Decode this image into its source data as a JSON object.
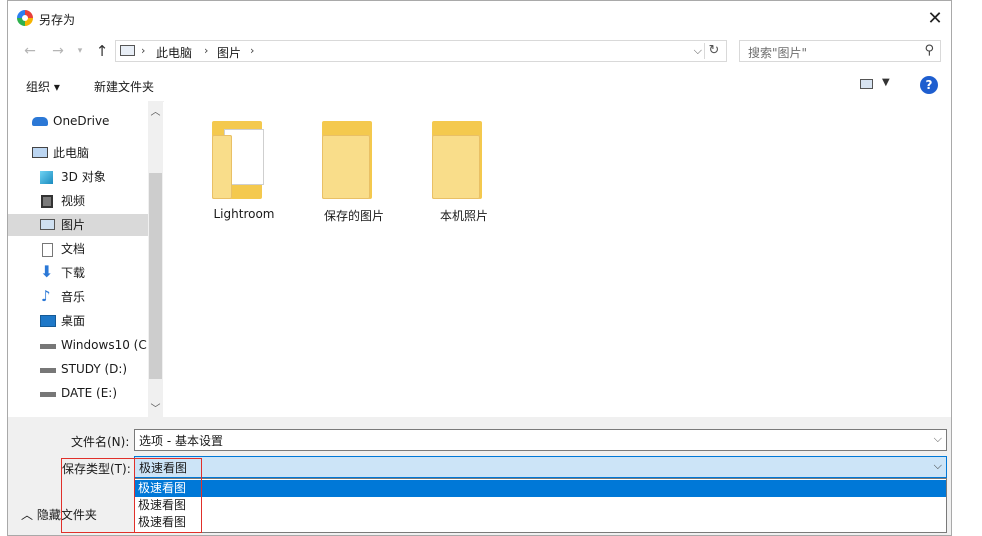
{
  "window": {
    "title": "另存为"
  },
  "address": {
    "crumbs": [
      "此电脑",
      "图片"
    ],
    "search_placeholder": "搜索\"图片\""
  },
  "toolbar": {
    "organize": "组织 ▾",
    "new_folder": "新建文件夹",
    "help": "?"
  },
  "sidebar": {
    "items": [
      {
        "label": "OneDrive",
        "icon": "cloud-icon"
      },
      {
        "label": "此电脑",
        "icon": "computer-icon"
      },
      {
        "label": "3D 对象",
        "icon": "cube-icon"
      },
      {
        "label": "视频",
        "icon": "film-icon"
      },
      {
        "label": "图片",
        "icon": "picture-icon",
        "selected": true
      },
      {
        "label": "文档",
        "icon": "document-icon"
      },
      {
        "label": "下载",
        "icon": "download-icon"
      },
      {
        "label": "音乐",
        "icon": "music-icon"
      },
      {
        "label": "桌面",
        "icon": "desktop-icon"
      },
      {
        "label": "Windows10 (C:",
        "icon": "drive-icon"
      },
      {
        "label": "STUDY (D:)",
        "icon": "drive-icon"
      },
      {
        "label": "DATE (E:)",
        "icon": "drive-icon"
      }
    ]
  },
  "folders": [
    {
      "name": "Lightroom",
      "has_content": true
    },
    {
      "name": "保存的图片",
      "has_content": false
    },
    {
      "name": "本机照片",
      "has_content": false
    }
  ],
  "form": {
    "filename_label": "文件名(N):",
    "filename_value": "选项 - 基本设置",
    "type_label": "保存类型(T):",
    "type_value": "极速看图",
    "type_options": [
      "极速看图",
      "极速看图",
      "极速看图"
    ],
    "hide_folders": "隐藏文件夹"
  },
  "colors": {
    "accent": "#0078d7",
    "folder": "#f4c94e",
    "highlight_box": "#e0302a"
  }
}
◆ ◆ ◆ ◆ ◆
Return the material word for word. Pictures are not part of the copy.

→ ANSWER TO THIS PROBLEM
Decode this image into its source data as a JSON object.
{
  "window": {
    "title": "另存为"
  },
  "address": {
    "crumbs": [
      "此电脑",
      "图片"
    ],
    "search_placeholder": "搜索\"图片\""
  },
  "toolbar": {
    "organize": "组织 ▾",
    "new_folder": "新建文件夹",
    "help": "?"
  },
  "sidebar": {
    "items": [
      {
        "label": "OneDrive",
        "icon": "cloud-icon"
      },
      {
        "label": "此电脑",
        "icon": "computer-icon"
      },
      {
        "label": "3D 对象",
        "icon": "cube-icon"
      },
      {
        "label": "视频",
        "icon": "film-icon"
      },
      {
        "label": "图片",
        "icon": "picture-icon",
        "selected": true
      },
      {
        "label": "文档",
        "icon": "document-icon"
      },
      {
        "label": "下载",
        "icon": "download-icon"
      },
      {
        "label": "音乐",
        "icon": "music-icon"
      },
      {
        "label": "桌面",
        "icon": "desktop-icon"
      },
      {
        "label": "Windows10 (C:",
        "icon": "drive-icon"
      },
      {
        "label": "STUDY (D:)",
        "icon": "drive-icon"
      },
      {
        "label": "DATE (E:)",
        "icon": "drive-icon"
      }
    ]
  },
  "folders": [
    {
      "name": "Lightroom",
      "has_content": true
    },
    {
      "name": "保存的图片",
      "has_content": false
    },
    {
      "name": "本机照片",
      "has_content": false
    }
  ],
  "form": {
    "filename_label": "文件名(N):",
    "filename_value": "选项 - 基本设置",
    "type_label": "保存类型(T):",
    "type_value": "极速看图",
    "type_options": [
      "极速看图",
      "极速看图",
      "极速看图"
    ],
    "hide_folders": "隐藏文件夹"
  },
  "colors": {
    "accent": "#0078d7",
    "folder": "#f4c94e",
    "highlight_box": "#e0302a"
  }
}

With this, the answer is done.